Brendan Maher has a fantastic story out this morning in Nature News about using whole genome sequencing in the clinic. The article reviews some of the technique's successes (mostly in finding the causes of rare, inherited diseases or cancers) while pointing out hurdles that still need to be overcome:
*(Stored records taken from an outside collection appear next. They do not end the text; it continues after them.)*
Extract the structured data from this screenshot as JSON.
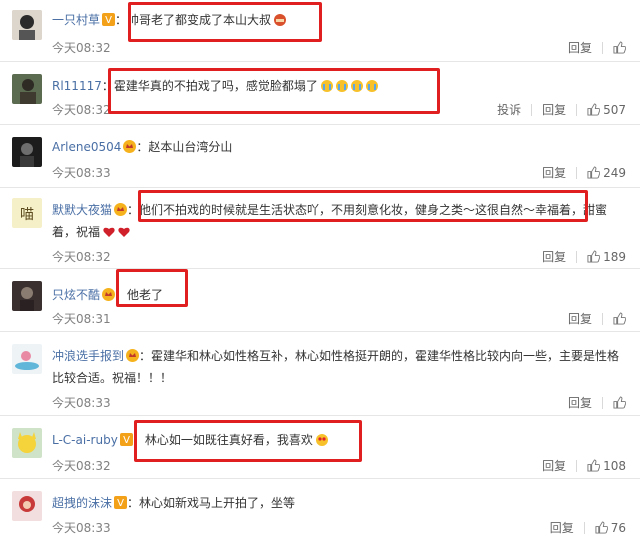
{
  "comments": [
    {
      "nick": "一只村草",
      "badge": "verified",
      "text": "帅哥老了都变成了本山大叔",
      "time": "今天08:32",
      "reply": "回复"
    },
    {
      "nick": "Rl11117",
      "text": "霍建华真的不拍戏了吗，感觉脸都塌了",
      "time": "今天08:32",
      "report": "投诉",
      "reply": "回复",
      "likes": "507"
    },
    {
      "nick": "Arlene0504",
      "badge": "member",
      "text": "赵本山台湾分山",
      "time": "今天08:33",
      "reply": "回复",
      "likes": "249"
    },
    {
      "nick": "默默大夜猫",
      "badge": "member",
      "text": "他们不拍戏的时候就是生活状态吖，不用刻意化妆，健身之类～这很自然～幸福着，甜蜜",
      "text2": "着，祝福",
      "time": "今天08:32",
      "reply": "回复",
      "likes": "189"
    },
    {
      "nick": "只炫不酷",
      "badge": "member",
      "text": "他老了",
      "time": "今天08:31",
      "reply": "回复"
    },
    {
      "nick": "冲浪选手报到",
      "badge": "member",
      "text": "霍建华和林心如性格互补，林心如性格挺开朗的，霍建华性格比较内向一些，主要是性格",
      "text2": "比较合适。祝福！！！",
      "time": "今天08:33",
      "reply": "回复"
    },
    {
      "nick": "L-C-ai-ruby",
      "badge": "verified",
      "text": "林心如一如既往真好看，我喜欢",
      "time": "今天08:32",
      "reply": "回复",
      "likes": "108"
    },
    {
      "nick": "超拽的沫沫",
      "badge": "verified",
      "text": "林心如新戏马上开拍了，坐等",
      "time": "今天08:33",
      "reply": "回复",
      "likes": "76"
    }
  ],
  "colors": {
    "nick": "#4a6fa5",
    "highlight": "#e02020",
    "verified": "#f4a11a",
    "member": "#f6b21c"
  }
}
...unlike the results of most medical tests, a genome sequence provides a vast amount of difficult-to-interpret data, not all of which will be necessary for diagnosing or treating the patient's condition and which could provide unwanted clues to future health risks. The few success stories published so far also suggest that wringing information from the human genome and counselling patients and their families adequately may be too big a burden for medical systems that are already stretched to their limits. "You can't immediately jump from those few profound but limited stories and think that you can reduce this to practice for clinical care," says Eric Green, director of the National Human Genome Research Institute (NHGRI) in Bethesda, Maryland.
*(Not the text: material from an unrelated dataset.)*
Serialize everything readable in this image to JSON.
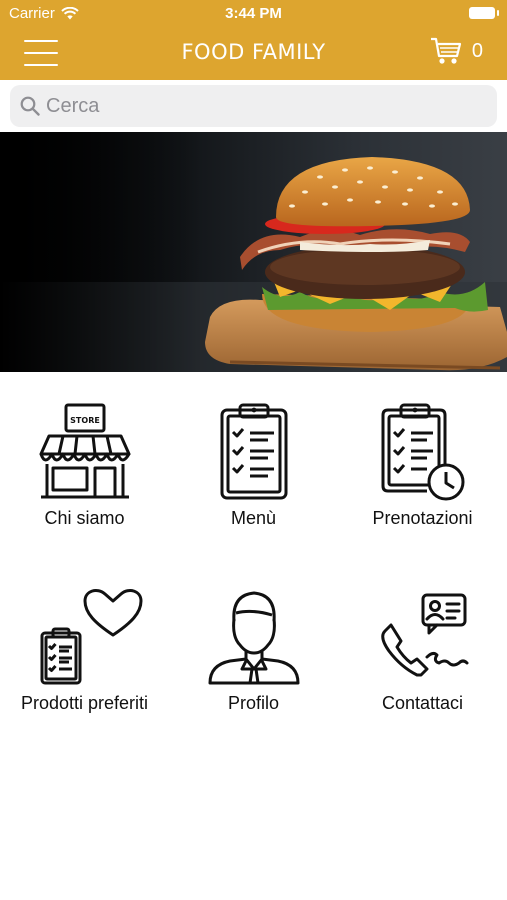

There are also regulatory issues that need to be ironed out:
Moving whole-genome sequencing from research to clinic is beset with challenges. Unlike in research, DNA sequencing that is intended to inform a diagnosis must be done in accredited laboratories, such as those used by Illumina. The institutional review boards that oversee research in humans have not reached a consensus on whether approval is needed for clinical genome sequencing; and the US Food and Drug Administration is yet to work out how to regulate the coming wave of clinical sequencing.
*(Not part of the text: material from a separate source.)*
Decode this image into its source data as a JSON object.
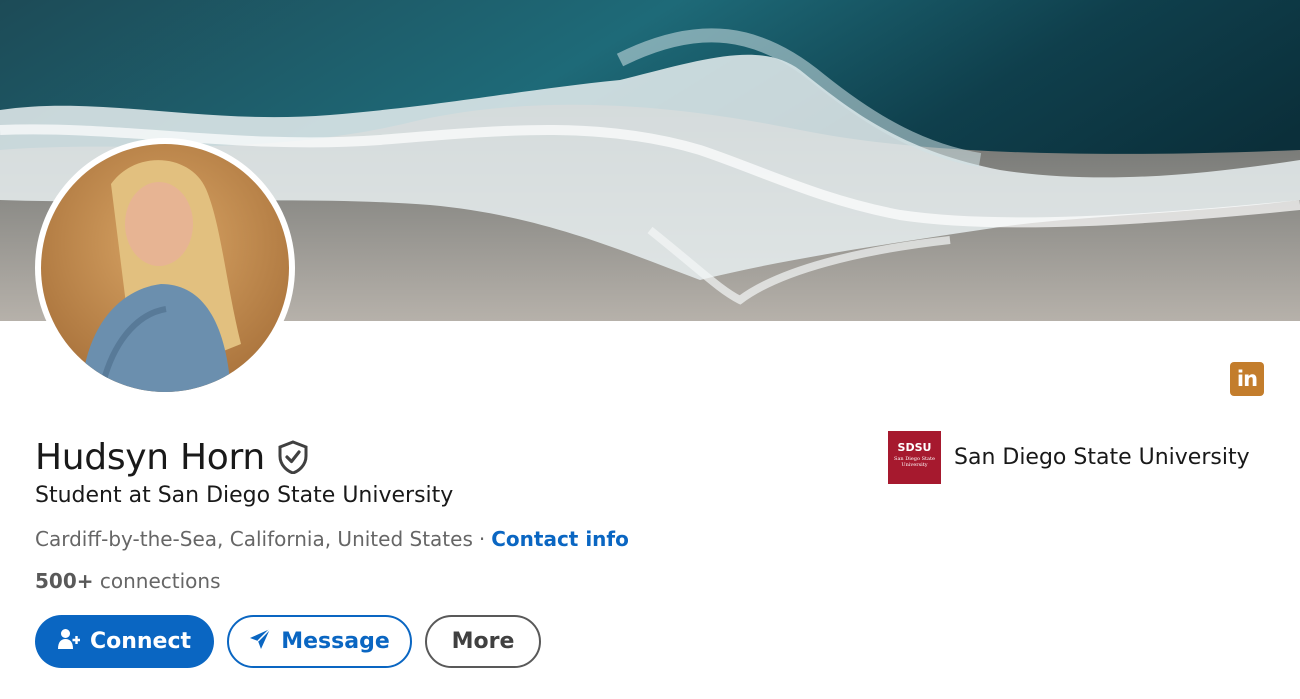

Previously: Researchers analyze family's whole genome sequences, predict members' inherited health risks, Economic impact of human genome sequencing, Stanford researchers work on 'molecular autopsies' and Whole genome sequencing data vaults into clinic